• EXERCISE INPUTS:

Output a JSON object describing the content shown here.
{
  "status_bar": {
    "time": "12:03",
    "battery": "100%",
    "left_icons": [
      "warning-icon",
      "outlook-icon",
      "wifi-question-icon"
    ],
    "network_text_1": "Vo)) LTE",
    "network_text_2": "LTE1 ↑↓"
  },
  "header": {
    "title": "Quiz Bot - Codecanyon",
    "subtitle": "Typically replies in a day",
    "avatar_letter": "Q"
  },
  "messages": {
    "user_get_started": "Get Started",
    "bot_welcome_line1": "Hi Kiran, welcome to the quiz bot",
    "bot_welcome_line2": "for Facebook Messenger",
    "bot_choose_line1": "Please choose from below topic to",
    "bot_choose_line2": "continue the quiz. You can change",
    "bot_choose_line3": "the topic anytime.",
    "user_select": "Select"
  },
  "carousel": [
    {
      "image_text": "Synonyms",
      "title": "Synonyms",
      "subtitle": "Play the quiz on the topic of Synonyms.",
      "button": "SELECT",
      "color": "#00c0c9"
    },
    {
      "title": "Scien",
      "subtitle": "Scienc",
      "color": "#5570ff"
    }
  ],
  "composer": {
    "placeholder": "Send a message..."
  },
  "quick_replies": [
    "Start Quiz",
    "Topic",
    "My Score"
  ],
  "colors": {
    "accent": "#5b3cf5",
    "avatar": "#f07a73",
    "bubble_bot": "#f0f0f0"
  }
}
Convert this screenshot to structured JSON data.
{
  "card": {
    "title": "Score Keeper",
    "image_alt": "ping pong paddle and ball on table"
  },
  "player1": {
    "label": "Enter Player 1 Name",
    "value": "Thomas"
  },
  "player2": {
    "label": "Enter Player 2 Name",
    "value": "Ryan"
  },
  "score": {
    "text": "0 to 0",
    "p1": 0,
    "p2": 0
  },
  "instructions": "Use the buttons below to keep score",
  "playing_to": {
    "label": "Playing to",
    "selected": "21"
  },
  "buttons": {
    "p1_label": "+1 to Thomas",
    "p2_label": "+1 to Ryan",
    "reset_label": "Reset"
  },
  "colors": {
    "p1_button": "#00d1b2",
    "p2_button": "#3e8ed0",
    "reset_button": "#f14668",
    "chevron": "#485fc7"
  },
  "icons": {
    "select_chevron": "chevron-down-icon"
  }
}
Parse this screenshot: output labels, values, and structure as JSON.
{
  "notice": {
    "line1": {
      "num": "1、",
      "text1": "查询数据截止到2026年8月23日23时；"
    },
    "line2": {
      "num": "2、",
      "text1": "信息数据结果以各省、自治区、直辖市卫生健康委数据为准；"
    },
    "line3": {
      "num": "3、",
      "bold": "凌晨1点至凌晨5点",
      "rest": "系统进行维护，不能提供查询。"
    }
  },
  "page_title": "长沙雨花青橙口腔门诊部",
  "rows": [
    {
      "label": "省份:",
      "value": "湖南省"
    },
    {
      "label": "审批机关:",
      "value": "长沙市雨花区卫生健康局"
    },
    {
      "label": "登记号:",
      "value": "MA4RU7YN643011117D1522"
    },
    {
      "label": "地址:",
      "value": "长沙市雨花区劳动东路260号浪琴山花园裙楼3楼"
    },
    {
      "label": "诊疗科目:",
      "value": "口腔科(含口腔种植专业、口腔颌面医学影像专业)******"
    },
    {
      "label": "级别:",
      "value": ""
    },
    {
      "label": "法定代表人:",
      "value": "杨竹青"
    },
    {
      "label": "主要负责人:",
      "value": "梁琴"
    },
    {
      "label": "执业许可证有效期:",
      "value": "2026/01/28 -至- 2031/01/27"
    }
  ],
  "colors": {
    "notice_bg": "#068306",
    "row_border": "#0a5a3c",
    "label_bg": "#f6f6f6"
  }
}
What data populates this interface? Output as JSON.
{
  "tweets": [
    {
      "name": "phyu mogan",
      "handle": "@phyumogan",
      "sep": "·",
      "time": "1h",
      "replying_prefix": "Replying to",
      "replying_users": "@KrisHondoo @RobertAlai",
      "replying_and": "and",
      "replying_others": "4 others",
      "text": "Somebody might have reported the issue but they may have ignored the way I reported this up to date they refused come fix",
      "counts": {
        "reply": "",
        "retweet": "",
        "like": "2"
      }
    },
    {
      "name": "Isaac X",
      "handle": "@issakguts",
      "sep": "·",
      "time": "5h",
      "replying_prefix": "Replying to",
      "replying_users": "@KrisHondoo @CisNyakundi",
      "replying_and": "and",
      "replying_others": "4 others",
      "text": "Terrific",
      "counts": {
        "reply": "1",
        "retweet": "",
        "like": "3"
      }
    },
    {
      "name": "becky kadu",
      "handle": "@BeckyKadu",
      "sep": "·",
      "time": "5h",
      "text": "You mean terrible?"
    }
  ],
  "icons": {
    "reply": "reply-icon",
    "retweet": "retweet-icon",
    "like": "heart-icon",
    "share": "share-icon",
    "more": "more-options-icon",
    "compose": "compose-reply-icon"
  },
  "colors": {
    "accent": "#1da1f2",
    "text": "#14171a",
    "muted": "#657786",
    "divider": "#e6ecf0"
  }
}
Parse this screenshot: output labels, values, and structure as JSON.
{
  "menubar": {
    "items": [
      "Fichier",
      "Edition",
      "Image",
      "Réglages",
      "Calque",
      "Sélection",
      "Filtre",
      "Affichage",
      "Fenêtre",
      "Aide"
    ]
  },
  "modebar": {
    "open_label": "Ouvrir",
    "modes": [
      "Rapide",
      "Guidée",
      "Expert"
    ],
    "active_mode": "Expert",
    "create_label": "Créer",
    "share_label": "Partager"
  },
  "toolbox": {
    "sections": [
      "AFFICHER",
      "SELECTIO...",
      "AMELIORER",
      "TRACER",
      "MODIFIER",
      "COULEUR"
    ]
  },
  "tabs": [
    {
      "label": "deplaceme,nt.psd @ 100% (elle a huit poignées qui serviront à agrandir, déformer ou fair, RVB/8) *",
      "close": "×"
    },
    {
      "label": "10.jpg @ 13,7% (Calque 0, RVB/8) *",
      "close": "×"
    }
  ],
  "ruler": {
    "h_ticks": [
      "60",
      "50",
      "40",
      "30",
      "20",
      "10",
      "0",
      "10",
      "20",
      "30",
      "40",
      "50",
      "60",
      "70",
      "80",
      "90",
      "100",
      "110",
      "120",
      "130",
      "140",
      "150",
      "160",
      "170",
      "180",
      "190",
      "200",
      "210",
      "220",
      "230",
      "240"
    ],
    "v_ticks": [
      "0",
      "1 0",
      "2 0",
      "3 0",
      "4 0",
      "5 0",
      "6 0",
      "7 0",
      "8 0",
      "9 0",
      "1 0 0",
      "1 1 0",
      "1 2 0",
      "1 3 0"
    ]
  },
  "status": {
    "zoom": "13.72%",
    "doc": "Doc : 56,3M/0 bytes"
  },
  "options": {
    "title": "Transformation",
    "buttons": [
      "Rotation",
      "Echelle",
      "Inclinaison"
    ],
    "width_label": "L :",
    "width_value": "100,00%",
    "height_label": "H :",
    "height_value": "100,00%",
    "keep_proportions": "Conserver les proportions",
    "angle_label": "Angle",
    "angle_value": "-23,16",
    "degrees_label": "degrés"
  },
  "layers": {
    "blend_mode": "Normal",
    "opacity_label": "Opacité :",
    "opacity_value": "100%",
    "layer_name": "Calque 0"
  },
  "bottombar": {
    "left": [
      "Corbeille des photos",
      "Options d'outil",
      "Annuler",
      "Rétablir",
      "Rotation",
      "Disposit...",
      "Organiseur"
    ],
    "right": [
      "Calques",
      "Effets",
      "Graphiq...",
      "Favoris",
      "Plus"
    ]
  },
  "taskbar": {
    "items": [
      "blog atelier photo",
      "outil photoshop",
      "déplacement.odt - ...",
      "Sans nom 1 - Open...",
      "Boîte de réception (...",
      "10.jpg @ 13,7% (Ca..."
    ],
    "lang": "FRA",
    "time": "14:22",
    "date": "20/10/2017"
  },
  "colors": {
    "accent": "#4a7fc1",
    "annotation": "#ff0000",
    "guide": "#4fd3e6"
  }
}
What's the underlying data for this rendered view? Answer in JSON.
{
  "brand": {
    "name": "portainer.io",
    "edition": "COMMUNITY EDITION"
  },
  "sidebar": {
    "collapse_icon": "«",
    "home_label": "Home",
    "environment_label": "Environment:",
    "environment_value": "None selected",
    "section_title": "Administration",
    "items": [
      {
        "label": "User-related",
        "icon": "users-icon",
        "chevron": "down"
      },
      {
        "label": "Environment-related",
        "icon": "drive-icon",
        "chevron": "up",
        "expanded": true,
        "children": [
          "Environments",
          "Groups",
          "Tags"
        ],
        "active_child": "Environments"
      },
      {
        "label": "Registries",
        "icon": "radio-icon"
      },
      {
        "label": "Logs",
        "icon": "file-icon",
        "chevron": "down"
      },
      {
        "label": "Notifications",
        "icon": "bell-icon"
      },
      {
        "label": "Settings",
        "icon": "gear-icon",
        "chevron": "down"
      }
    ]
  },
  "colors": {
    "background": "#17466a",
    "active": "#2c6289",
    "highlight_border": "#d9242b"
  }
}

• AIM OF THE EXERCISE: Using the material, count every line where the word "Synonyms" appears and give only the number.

• ANSWER: 3